EXERCISE INSTRUCTIONS =
All of the entries need to be repeated exactly. Leave nothing out.

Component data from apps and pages
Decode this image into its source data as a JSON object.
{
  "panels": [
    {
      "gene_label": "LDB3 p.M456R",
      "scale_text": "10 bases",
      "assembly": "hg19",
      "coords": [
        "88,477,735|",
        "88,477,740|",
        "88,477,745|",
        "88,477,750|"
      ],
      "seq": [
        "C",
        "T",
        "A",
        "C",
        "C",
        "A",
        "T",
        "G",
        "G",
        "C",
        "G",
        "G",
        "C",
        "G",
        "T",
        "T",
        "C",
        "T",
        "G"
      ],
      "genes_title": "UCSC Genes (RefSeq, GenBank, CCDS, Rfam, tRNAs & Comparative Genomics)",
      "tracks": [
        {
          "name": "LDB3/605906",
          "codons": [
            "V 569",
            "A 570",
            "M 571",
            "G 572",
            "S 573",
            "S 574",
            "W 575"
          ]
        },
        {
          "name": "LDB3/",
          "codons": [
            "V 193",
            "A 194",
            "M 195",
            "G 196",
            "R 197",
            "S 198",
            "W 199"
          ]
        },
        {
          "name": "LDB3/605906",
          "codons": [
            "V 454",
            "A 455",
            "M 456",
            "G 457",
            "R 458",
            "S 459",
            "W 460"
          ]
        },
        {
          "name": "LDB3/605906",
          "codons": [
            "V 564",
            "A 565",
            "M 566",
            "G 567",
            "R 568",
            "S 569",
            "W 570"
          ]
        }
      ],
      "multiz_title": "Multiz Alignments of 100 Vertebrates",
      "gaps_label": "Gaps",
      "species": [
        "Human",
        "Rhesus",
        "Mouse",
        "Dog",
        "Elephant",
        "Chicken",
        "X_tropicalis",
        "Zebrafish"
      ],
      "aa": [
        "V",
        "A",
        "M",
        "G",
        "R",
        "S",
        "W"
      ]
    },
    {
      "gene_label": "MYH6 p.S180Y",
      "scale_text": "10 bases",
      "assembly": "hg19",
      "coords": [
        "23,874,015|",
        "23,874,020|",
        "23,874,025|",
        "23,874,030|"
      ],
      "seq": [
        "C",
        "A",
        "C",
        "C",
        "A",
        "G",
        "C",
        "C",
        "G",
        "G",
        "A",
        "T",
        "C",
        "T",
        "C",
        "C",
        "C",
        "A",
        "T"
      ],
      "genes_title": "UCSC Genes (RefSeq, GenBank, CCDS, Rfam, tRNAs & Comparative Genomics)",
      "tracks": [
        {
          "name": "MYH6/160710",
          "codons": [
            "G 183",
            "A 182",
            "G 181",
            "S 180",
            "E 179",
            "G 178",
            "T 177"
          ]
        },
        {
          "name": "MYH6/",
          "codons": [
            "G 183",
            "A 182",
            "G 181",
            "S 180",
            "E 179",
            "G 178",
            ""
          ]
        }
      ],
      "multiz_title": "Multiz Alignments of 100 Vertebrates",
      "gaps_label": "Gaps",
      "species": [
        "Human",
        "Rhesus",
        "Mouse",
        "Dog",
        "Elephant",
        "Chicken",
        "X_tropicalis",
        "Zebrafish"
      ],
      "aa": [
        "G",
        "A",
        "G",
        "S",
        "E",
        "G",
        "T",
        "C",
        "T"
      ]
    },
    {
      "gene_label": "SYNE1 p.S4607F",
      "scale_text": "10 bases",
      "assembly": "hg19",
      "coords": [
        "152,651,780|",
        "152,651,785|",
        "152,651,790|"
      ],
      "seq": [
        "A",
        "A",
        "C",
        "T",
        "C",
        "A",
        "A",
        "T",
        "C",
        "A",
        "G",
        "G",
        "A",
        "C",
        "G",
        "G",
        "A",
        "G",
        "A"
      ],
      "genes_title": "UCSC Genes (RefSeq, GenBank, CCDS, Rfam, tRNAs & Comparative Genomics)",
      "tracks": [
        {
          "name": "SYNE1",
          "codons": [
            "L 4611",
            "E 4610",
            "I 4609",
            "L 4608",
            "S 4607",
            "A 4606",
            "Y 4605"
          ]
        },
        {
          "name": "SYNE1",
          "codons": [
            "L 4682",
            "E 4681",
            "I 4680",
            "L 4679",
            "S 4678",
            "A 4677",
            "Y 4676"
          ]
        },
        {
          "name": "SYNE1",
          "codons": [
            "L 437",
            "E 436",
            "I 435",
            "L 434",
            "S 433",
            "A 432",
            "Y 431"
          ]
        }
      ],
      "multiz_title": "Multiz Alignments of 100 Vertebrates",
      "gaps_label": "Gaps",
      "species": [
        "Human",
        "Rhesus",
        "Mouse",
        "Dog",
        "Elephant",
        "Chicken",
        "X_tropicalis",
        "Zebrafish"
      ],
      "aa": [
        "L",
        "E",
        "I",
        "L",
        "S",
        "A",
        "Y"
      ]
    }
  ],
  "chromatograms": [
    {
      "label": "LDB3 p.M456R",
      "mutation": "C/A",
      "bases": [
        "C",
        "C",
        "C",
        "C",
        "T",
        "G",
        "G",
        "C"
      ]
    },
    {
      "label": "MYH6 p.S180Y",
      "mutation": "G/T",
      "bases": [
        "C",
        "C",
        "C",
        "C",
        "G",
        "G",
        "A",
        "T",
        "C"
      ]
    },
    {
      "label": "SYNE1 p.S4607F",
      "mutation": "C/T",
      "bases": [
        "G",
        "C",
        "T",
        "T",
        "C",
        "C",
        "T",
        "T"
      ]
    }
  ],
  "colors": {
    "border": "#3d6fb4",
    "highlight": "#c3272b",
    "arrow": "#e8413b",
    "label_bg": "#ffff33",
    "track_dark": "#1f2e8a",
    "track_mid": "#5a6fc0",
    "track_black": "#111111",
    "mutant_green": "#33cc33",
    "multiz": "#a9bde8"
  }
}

TASK ANSWER =
Decode this image into its source data as a JSON object.
{
  "panels": [
    {
      "gene_label": "LDB3 p.M456R",
      "scale_text": "10 bases",
      "assembly": "hg19",
      "coords": [
        "88,477,735|",
        "88,477,740|",
        "88,477,745|",
        "88,477,750|"
      ],
      "seq": [
        "C",
        "T",
        "A",
        "C",
        "C",
        "A",
        "T",
        "G",
        "G",
        "C",
        "G",
        "G",
        "C",
        "G",
        "T",
        "T",
        "C",
        "T",
        "G"
      ],
      "genes_title": "UCSC Genes (RefSeq, GenBank, CCDS, Rfam, tRNAs & Comparative Genomics)",
      "tracks": [
        {
          "name": "LDB3/605906",
          "codons": [
            "V 569",
            "A 570",
            "M 571",
            "G 572",
            "S 573",
            "S 574",
            "W 575"
          ]
        },
        {
          "name": "LDB3/",
          "codons": [
            "V 193",
            "A 194",
            "M 195",
            "G 196",
            "R 197",
            "S 198",
            "W 199"
          ]
        },
        {
          "name": "LDB3/605906",
          "codons": [
            "V 454",
            "A 455",
            "M 456",
            "G 457",
            "R 458",
            "S 459",
            "W 460"
          ]
        },
        {
          "name": "LDB3/605906",
          "codons": [
            "V 564",
            "A 565",
            "M 566",
            "G 567",
            "R 568",
            "S 569",
            "W 570"
          ]
        }
      ],
      "multiz_title": "Multiz Alignments of 100 Vertebrates",
      "gaps_label": "Gaps",
      "species": [
        "Human",
        "Rhesus",
        "Mouse",
        "Dog",
        "Elephant",
        "Chicken",
        "X_tropicalis",
        "Zebrafish"
      ],
      "aa": [
        "V",
        "A",
        "M",
        "G",
        "R",
        "S",
        "W"
      ]
    },
    {
      "gene_label": "MYH6 p.S180Y",
      "scale_text": "10 bases",
      "assembly": "hg19",
      "coords": [
        "23,874,015|",
        "23,874,020|",
        "23,874,025|",
        "23,874,030|"
      ],
      "seq": [
        "C",
        "A",
        "C",
        "C",
        "A",
        "G",
        "C",
        "C",
        "G",
        "G",
        "A",
        "T",
        "C",
        "T",
        "C",
        "C",
        "C",
        "A",
        "T"
      ],
      "genes_title": "UCSC Genes (RefSeq, GenBank, CCDS, Rfam, tRNAs & Comparative Genomics)",
      "tracks": [
        {
          "name": "MYH6/160710",
          "codons": [
            "G 183",
            "A 182",
            "G 181",
            "S 180",
            "E 179",
            "G 178",
            "T 177"
          ]
        },
        {
          "name": "MYH6/",
          "codons": [
            "G 183",
            "A 182",
            "G 181",
            "S 180",
            "E 179",
            "G 178",
            ""
          ]
        }
      ],
      "multiz_title": "Multiz Alignments of 100 Vertebrates",
      "gaps_label": "Gaps",
      "species": [
        "Human",
        "Rhesus",
        "Mouse",
        "Dog",
        "Elephant",
        "Chicken",
        "X_tropicalis",
        "Zebrafish"
      ],
      "aa": [
        "G",
        "A",
        "G",
        "S",
        "E",
        "G",
        "T",
        "C",
        "T"
      ]
    },
    {
      "gene_label": "SYNE1 p.S4607F",
      "scale_text": "10 bases",
      "assembly": "hg19",
      "coords": [
        "152,651,780|",
        "152,651,785|",
        "152,651,790|"
      ],
      "seq": [
        "A",
        "A",
        "C",
        "T",
        "C",
        "A",
        "A",
        "T",
        "C",
        "A",
        "G",
        "G",
        "A",
        "C",
        "G",
        "G",
        "A",
        "G",
        "A"
      ],
      "genes_title": "UCSC Genes (RefSeq, GenBank, CCDS, Rfam, tRNAs & Comparative Genomics)",
      "tracks": [
        {
          "name": "SYNE1",
          "codons": [
            "L 4611",
            "E 4610",
            "I 4609",
            "L 4608",
            "S 4607",
            "A 4606",
            "Y 4605"
          ]
        },
        {
          "name": "SYNE1",
          "codons": [
            "L 4682",
            "E 4681",
            "I 4680",
            "L 4679",
            "S 4678",
            "A 4677",
            "Y 4676"
          ]
        },
        {
          "name": "SYNE1",
          "codons": [
            "L 437",
            "E 436",
            "I 435",
            "L 434",
            "S 433",
            "A 432",
            "Y 431"
          ]
        }
      ],
      "multiz_title": "Multiz Alignments of 100 Vertebrates",
      "gaps_label": "Gaps",
      "species": [
        "Human",
        "Rhesus",
        "Mouse",
        "Dog",
        "Elephant",
        "Chicken",
        "X_tropicalis",
        "Zebrafish"
      ],
      "aa": [
        "L",
        "E",
        "I",
        "L",
        "S",
        "A",
        "Y"
      ]
    }
  ],
  "chromatograms": [
    {
      "label": "LDB3 p.M456R",
      "mutation": "C/A",
      "bases": [
        "C",
        "C",
        "C",
        "C",
        "T",
        "G",
        "G",
        "C"
      ]
    },
    {
      "label": "MYH6 p.S180Y",
      "mutation": "G/T",
      "bases": [
        "C",
        "C",
        "C",
        "C",
        "G",
        "G",
        "A",
        "T",
        "C"
      ]
    },
    {
      "label": "SYNE1 p.S4607F",
      "mutation": "C/T",
      "bases": [
        "G",
        "C",
        "T",
        "T",
        "C",
        "C",
        "T",
        "T"
      ]
    }
  ],
  "colors": {
    "border": "#3d6fb4",
    "highlight": "#c3272b",
    "arrow": "#e8413b",
    "label_bg": "#ffff33",
    "track_dark": "#1f2e8a",
    "track_mid": "#5a6fc0",
    "track_black": "#111111",
    "mutant_green": "#33cc33",
    "multiz": "#a9bde8"
  }
}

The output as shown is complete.